The fallout could have huge ramifications for the wider audit sector, and for the challenger firm itself which has overseen a series of accounting flubs in recent years. It failed to spot alleged fraud at bakery chain Patisserie Valerie and at Greek mobile technology firm Globo. 

In 2018, Grant Thornton was fined £3m for “widespread and serious inadequacies” in its audits of drinks-maker Nichols and the University of Salford, and was fined £1.95m in July for a failed audit of Conviviality, a retailer of alcoholic drinks.

Replies (6)

Please login or register to join the discussion.

avatar
By thomas34
02nd Sep 2020 14:04

They'll soon recover the £22M through increased fee rates and carry on until the next botched audit. If they think they're not responsible for spotting fraudulent activity then who is?

In the meantime their regulatory body will hound the sole practitioner who forgets to cross the "T"s and dot the "I"s in a sweet shop audit.

Thanks (6)
Replying to thomas34:
avatar
By raju m
04th Sep 2020 11:48

All big firms are the same.
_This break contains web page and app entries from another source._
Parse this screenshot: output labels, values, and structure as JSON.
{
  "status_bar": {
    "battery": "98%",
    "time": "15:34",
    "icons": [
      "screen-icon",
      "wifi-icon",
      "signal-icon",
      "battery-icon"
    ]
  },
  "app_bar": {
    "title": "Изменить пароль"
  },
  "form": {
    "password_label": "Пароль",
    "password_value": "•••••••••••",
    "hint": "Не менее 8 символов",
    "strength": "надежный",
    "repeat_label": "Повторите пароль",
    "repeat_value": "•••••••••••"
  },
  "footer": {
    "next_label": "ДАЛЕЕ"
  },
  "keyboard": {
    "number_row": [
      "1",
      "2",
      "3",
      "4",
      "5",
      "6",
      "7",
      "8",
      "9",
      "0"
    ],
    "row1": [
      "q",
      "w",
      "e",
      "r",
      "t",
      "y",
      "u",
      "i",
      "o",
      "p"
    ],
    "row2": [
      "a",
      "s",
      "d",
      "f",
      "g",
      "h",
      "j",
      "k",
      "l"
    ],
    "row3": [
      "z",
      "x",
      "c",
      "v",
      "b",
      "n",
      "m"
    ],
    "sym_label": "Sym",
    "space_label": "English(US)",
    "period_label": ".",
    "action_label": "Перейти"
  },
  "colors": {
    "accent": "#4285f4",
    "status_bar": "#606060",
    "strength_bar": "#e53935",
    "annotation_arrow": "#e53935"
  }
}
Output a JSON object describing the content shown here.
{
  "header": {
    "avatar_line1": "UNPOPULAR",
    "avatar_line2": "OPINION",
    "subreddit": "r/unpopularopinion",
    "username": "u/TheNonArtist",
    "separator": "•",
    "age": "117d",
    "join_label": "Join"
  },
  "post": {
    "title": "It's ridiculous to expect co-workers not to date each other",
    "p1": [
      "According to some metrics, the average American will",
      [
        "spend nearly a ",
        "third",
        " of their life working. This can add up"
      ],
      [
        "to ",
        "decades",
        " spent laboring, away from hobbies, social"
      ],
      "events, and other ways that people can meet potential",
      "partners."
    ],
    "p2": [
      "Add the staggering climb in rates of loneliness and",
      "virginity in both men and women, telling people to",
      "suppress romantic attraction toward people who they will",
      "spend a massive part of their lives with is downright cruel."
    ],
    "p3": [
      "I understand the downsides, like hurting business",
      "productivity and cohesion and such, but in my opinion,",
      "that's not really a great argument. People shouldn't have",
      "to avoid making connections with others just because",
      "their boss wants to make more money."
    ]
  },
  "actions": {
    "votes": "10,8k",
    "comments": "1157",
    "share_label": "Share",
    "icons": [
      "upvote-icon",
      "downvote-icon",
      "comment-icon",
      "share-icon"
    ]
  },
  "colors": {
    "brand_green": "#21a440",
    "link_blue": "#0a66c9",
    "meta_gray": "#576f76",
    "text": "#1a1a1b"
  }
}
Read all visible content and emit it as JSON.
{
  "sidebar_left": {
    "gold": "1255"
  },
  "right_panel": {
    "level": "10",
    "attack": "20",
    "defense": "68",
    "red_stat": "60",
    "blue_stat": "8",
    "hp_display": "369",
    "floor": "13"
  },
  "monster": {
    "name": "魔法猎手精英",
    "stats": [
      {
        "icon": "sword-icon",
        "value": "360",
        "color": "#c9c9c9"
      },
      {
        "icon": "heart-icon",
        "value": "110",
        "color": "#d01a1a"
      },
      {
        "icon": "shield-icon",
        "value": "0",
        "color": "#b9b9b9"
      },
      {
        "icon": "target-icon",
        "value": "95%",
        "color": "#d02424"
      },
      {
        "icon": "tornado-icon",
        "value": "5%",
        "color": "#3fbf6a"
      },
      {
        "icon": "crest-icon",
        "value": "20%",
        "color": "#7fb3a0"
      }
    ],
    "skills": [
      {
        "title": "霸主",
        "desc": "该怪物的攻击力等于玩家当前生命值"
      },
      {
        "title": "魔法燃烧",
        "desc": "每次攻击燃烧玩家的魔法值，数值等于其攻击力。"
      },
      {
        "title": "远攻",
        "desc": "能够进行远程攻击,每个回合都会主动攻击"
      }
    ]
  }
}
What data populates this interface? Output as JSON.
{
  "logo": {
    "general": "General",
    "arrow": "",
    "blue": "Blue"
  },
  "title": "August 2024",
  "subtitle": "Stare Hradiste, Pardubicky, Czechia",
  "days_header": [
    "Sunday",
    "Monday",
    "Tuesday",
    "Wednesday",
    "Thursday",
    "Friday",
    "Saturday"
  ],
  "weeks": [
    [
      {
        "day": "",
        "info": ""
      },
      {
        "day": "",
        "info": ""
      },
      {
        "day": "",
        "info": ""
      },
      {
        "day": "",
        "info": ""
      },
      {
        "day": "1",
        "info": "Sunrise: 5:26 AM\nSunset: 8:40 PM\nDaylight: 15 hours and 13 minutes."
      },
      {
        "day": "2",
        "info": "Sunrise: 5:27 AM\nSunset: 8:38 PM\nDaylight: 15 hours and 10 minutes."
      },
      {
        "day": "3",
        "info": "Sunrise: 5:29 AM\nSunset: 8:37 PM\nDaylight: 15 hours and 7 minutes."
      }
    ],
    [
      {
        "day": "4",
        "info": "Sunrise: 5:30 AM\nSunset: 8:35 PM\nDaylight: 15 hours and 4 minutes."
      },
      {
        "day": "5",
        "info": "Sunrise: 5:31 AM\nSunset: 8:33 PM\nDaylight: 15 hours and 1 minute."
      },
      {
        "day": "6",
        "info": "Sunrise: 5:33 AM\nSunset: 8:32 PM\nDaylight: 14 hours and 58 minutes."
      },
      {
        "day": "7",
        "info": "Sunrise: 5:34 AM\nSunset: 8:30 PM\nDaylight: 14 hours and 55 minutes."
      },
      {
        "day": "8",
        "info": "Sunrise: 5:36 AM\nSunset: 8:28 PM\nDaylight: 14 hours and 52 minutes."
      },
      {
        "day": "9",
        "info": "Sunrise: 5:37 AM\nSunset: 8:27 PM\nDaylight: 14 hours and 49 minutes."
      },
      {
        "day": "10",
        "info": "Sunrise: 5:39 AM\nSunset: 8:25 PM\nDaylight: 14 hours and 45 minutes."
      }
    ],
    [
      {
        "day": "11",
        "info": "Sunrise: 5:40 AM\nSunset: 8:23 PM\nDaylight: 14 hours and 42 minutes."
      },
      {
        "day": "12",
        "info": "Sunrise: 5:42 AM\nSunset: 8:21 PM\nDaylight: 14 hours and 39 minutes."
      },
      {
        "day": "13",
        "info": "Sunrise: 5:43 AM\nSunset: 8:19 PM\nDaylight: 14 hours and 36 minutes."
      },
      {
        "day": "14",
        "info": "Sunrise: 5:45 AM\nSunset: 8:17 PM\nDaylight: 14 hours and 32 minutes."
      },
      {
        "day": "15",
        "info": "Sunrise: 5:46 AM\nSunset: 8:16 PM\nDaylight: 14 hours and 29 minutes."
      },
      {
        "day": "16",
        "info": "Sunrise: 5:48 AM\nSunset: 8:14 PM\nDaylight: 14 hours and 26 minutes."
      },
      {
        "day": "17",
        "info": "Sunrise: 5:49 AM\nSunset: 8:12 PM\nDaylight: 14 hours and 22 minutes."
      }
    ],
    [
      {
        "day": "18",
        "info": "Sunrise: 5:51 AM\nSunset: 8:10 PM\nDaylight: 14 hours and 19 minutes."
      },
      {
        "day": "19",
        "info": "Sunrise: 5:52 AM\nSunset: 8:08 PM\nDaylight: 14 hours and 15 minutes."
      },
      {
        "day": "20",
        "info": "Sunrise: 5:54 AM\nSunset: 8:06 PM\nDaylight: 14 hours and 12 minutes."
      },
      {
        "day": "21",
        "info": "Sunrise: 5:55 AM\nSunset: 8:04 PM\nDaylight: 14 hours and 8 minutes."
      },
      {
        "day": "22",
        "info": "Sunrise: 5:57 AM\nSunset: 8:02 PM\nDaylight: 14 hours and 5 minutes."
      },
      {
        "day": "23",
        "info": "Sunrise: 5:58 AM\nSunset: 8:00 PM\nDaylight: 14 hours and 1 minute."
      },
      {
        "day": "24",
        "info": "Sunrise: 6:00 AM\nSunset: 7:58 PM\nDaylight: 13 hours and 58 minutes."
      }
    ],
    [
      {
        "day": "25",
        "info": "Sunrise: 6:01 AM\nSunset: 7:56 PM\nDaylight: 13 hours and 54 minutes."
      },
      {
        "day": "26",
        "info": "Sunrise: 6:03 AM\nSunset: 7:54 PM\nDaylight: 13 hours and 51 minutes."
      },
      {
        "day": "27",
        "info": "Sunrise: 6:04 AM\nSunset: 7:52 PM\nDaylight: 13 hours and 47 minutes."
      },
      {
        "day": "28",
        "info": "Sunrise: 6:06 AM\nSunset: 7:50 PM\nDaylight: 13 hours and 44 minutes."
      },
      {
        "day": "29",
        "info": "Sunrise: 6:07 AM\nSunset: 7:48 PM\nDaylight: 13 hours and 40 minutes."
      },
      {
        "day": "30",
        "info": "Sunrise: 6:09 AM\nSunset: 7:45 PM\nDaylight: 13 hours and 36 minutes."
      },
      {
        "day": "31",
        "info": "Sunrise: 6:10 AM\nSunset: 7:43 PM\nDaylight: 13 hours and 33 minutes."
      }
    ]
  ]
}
Juniors spend hours at clients and fill the forms. seniors and partners tick the forms and send the bills.

Thanks (1)
Replying to raju m:
Hallerud at Easter
By DJKL
04th Sep 2020 15:50

And plan surely?

Thanks (0)
Replying to thomas34:
Hallerud at Easter
By DJKL
04th Sep 2020 15:50

thomas34 wrote:

If they think they're not responsible for spotting fraudulent activity then who is?

.

The directors by putting in place appropriate controls and possibly internal audit, perhaps.

Whilst no doubt there have been developments since I stopped auditing in the 1990s, do Kingston Cotton Mills, Hedley Byrne etc not still permit the Watchdog not Bloodhound approach that we all learned so carefully for Auditing 1 with ICAS ( Or I presume similar with ICAEW) I even remember the textbook by David Hatherly (He actually was an ICAS lecturer in Audit in the 1980s) detailing same and my learning the cases.

https://www.amazon.com/Audit-Evidence-Process-David-Hatherly/dp/09065011...

Thanks (0)
Replying to DJKL:
avatar
By thomas34
05th Sep 2020 08:51

Agreed up to a point DJKL and I too was brought up on the "Watchdog not a Bloodhound" approach in the 1960s. But someone has to protect the shareholders from the directors who in this case were the culprits.

Thanks (1)
Replying to thomas34:
Hallerud at Easter
By DJKL
07th Sep 2020 17:04

That is a board governance issue, surely that is what one's non execs are for.

Thanks (0)